Maoris, be they of full blood or part, are a minority people who must accept the fact that they live with the spotlight of public opinion blazing down upon them. By our very colour, our names, the shape of our noses even, we are identified as being different. It is all very well to ask for the same treatment as would be accorded an alien of some European race, but who can easily detect the Greek from the Hungarian or the Hungarian from the dark Cornishman? They all merge into the European pattern whereas we are readily identified for what we are. There is nothing wrong with this. We cannot change it. No one blames us for it. But let us clearly recognise it and the difficulties attached to it. And the greatest difficulty of belonging to a class which is, on the surface at least, different from others is that the action of one member brings praise or blame upon the others, regardless of the justice of such a judgment.
Thus when a Maori succeeds in some task or vocation, he becomes a spearhead for the advancement of others of his race. When he fails he erects a barrier against the progress of others of his race.

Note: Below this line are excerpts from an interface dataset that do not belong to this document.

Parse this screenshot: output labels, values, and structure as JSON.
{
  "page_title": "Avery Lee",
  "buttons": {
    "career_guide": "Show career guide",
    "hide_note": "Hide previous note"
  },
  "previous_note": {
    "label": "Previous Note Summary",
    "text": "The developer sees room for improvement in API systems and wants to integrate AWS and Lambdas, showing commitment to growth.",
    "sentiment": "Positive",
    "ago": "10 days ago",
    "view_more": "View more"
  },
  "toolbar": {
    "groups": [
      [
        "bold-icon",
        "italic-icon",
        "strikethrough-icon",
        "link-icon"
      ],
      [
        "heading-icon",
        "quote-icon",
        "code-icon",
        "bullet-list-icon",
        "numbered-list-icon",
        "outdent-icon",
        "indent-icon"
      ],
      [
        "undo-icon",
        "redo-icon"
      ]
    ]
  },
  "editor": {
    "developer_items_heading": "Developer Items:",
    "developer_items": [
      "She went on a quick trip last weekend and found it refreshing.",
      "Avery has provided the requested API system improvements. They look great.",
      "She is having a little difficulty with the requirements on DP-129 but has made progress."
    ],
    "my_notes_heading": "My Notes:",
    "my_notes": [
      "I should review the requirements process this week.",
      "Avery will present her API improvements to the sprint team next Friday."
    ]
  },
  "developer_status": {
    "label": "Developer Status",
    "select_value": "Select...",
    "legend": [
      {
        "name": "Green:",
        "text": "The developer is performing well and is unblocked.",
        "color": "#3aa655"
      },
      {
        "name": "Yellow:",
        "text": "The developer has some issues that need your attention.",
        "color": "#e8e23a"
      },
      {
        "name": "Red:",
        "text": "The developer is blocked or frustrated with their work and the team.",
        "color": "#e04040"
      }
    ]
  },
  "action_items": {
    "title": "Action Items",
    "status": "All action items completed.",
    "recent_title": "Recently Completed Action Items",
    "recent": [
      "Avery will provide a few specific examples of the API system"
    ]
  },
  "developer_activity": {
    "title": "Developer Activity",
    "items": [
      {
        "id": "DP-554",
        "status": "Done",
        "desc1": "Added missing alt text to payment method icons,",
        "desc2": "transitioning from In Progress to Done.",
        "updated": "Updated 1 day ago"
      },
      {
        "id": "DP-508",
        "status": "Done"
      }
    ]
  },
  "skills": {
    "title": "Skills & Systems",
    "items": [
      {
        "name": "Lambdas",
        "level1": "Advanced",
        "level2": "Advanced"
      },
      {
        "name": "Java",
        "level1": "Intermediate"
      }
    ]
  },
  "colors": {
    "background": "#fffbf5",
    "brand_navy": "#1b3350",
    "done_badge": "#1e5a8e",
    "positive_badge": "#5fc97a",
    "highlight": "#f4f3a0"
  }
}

The task then is clearly and beyond argument to carry out everything, however humble, as well
as it can possibly be done with the sure knowledge that not only will one be judged on the performance, but many.
When a Maori gets into trouble all too often his race is named directly and blamed indirectly for the misdemeanour. But the converse is equally true. We can make the most of our identity for the benefit of all. This is what we want to hear more of:—
“I had a Maori nurse to care for me when I was ill and she was wonderful …”
“The children love their Maori school teacher …”
“I don't know what the council would do without that splendid gang of Maoris …”
We, the heirs of both races, have a special task in this matter. The pakeha will look on us as Maoris and will judge those of full blood on our acts just as much as he will on theirs. But we, with our inherited and acquired knowledge of the European way of life—indeed for many of us it is the only way of life we know—are pro-consuls extraordinary for all the rest.
Thus by our very birth we have inherited that which is both heavy burden and inestimable privilege.